Article 6 of the GATS mandates negotiations to develop any necessary disciplines on domestic regulation. The following types of domestic regulations are mentioned: transparency provisions; licensing requirements and procedures; qualification requirements and procedures; and technical standards. It is commonly understood among delegations that the outcome of the negotiations will not affect the right to regulate but ensure that regulations are not unnecessarily trade-restrictive.

GATS does not require any service to be deregulated. Commitments to liberalize do not affect governments’ right to set levels of quality, safety or price, or to introduce new regulations to pursue any other policy objective. Governments retain the right to set qualification requirements (e.g. for doctors or lawyers), and to set standards to ensure consumer health and safety. The GATS says that governments should regulate services reasonably, objectively, impartially, and in a transparent manner.

Several delegations emphasized that disciplines in domestic regulation should facilitate mode 4 commitments, ensuring that technical standards and licensing procedures were not unnecessarily burdensome, and establishing effective mechanisms to recognize foreign qualifications.

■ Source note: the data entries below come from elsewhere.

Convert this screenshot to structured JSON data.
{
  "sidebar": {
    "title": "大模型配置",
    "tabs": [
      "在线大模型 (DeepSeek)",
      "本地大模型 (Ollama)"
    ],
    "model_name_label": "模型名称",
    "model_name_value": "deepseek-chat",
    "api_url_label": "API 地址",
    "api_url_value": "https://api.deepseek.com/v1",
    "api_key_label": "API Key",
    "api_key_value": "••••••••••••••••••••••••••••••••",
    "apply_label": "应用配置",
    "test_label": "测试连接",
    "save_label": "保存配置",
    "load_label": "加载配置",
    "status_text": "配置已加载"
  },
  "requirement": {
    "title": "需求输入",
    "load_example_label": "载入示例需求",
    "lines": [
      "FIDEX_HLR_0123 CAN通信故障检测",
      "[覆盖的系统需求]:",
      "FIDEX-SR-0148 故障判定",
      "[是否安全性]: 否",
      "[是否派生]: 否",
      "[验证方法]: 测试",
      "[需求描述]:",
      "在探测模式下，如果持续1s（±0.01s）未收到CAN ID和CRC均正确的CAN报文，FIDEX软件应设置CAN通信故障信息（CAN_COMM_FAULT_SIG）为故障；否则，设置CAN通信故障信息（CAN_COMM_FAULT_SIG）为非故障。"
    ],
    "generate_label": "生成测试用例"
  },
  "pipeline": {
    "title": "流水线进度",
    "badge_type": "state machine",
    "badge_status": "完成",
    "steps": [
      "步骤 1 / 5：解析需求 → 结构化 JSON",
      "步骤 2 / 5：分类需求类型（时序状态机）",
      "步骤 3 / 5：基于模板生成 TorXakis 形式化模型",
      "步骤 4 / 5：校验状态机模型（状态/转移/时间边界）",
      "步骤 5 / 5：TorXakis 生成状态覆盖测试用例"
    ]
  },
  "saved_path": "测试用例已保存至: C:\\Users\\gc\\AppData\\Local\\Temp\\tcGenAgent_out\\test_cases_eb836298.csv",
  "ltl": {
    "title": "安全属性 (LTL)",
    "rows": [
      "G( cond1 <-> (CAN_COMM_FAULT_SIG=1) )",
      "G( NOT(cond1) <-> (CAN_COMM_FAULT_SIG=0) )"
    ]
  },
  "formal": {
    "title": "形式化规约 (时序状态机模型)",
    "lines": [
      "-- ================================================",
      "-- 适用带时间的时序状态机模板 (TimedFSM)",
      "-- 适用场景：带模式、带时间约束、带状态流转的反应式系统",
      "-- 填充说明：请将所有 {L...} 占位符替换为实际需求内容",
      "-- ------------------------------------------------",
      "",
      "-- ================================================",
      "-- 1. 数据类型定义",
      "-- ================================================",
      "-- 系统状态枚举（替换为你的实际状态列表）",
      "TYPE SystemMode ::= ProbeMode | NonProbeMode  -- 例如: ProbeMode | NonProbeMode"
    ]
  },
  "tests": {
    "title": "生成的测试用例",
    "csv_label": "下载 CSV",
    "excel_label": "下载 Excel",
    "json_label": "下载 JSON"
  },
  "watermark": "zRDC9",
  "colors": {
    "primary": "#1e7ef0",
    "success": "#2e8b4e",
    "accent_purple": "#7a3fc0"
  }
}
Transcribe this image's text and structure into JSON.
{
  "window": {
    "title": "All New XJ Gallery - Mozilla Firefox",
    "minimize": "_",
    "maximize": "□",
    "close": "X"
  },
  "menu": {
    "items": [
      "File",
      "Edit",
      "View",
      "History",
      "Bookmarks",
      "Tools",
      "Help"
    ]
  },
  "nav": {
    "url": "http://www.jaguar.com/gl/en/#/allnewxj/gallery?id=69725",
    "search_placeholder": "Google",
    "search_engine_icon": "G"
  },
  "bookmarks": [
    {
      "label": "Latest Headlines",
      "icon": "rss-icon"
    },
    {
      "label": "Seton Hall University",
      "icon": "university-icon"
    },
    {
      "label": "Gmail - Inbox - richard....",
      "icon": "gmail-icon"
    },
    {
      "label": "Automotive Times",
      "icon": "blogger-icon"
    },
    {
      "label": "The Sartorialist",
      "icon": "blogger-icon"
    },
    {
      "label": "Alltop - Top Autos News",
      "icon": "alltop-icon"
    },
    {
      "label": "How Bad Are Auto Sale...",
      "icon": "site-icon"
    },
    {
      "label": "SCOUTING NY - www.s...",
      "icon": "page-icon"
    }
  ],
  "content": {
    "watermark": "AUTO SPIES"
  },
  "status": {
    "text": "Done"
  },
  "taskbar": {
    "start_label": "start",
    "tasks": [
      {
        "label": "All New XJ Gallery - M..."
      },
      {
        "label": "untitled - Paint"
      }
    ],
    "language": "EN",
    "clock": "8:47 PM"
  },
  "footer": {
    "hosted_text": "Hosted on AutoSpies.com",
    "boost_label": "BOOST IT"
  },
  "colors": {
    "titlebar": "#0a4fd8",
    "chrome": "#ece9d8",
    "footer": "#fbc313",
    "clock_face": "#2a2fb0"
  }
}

On emergency safeguard measures, subsidies and government procurement, no tangible progress has been achieved to date. Several delegations continue to stress the importance of an emergency safeguard mechanism, while others maintain their longstanding concerns revolving around, inter alia, such a mechanism.